Is our current funding model sustainable? While the Chapter enjoys a broad base of annual support, we do not have an endowment fund or earned income stream upon which to rely. Essentially, we start each new year all over again hoping to achieve the operating budget from contributed dollars. An expanding patient population expected to live longer suggests the answer to the above question is no. But what can be done? What changes are necessary?
Giving and Investing - We Need Both!
The adjacent table tells an obvious tale; the overwhelming number of gifts received by the Chapter are less than $1,000, nearly 97%. These small to mid-size level gifts are the very lifeblood of the Chapter, fueling our annual operations.

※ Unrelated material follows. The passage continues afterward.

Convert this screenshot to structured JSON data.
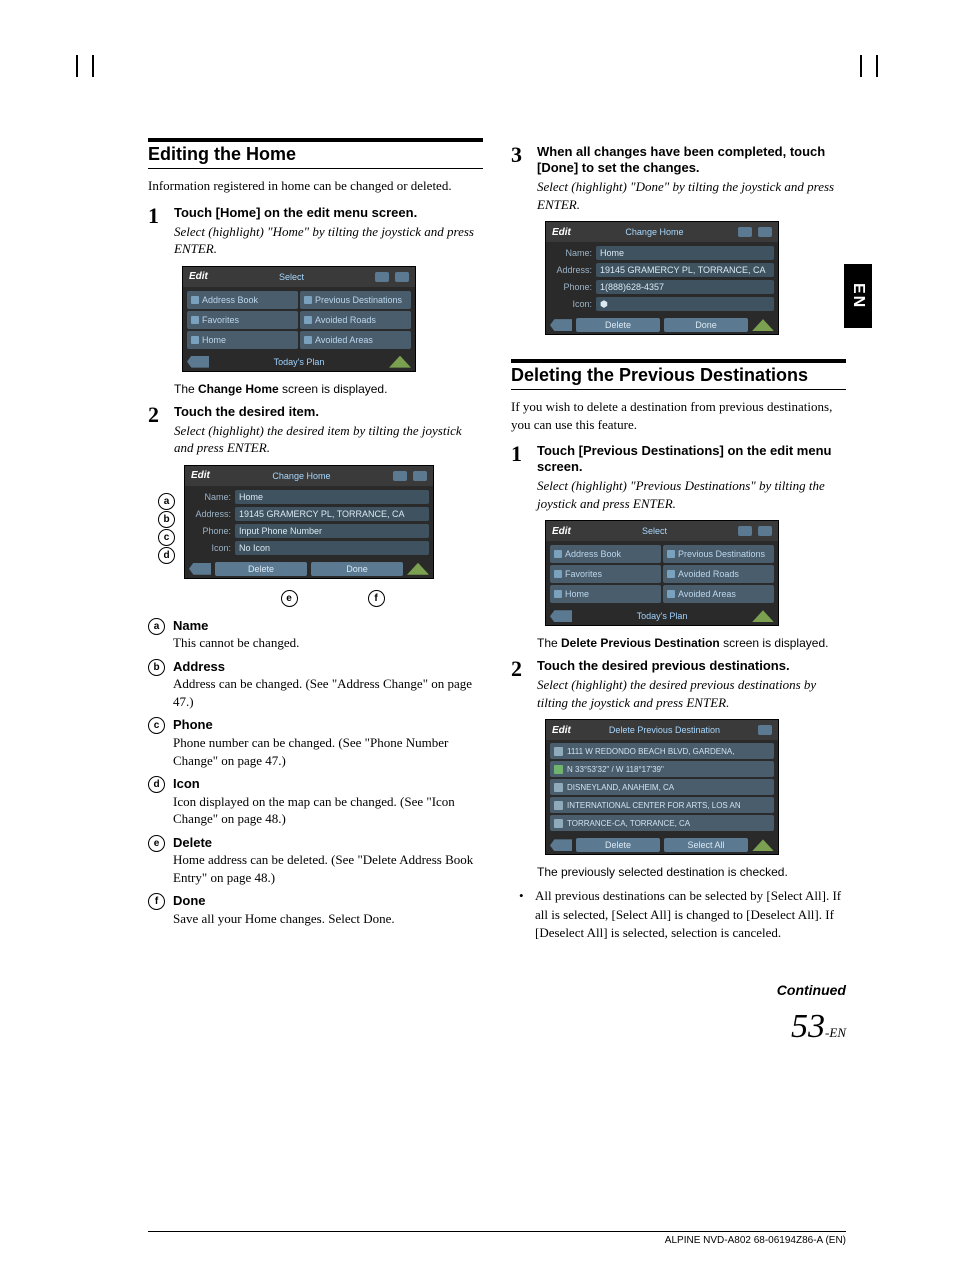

This is a sign of a healthy organization to be sure, but also is fairly limiting. To adequately prepare for our future, we need to also have significant investment.
Ways in Which Almost Anyone Can Help
There are ways to invest in the Chapter’s future that won’t impact current cash flow.
· Assign a bequest in your will. When it comes to leaving your personal legacy, family always comes first. But, options exist to provide for your loved ones while also supporting us.
· Make a qualified charitable distribution through your IRA (for those 70-1/2 or older).
· Name the Chapter as a beneficiary of your retirement account or life insurance policy.
Individuals in a position to make a larger investment might consider the following:
· Gifts through an existing Donor Advised Fund (DAF), or establishing a new DAF.
· Establishing a permanent Named Fund to honor or remember a loved one.
· Tax-advantaged gifts of appreciated securities.
· Helping us establish an endowment fund.
· Making a multiple-year pledge.
Through this communication, I hope you have learned something new about The ALS Association Greater Philadelphia Chapter. Since coming here in 2005, I have been continuously humbled and honored to be part of an organization that does so much for so many.
If you have a comment or question, please don’t hesitate to reach out to me directly at 215-664-4127, or firstname.lastname@example.org.
Jeffrey W. Cline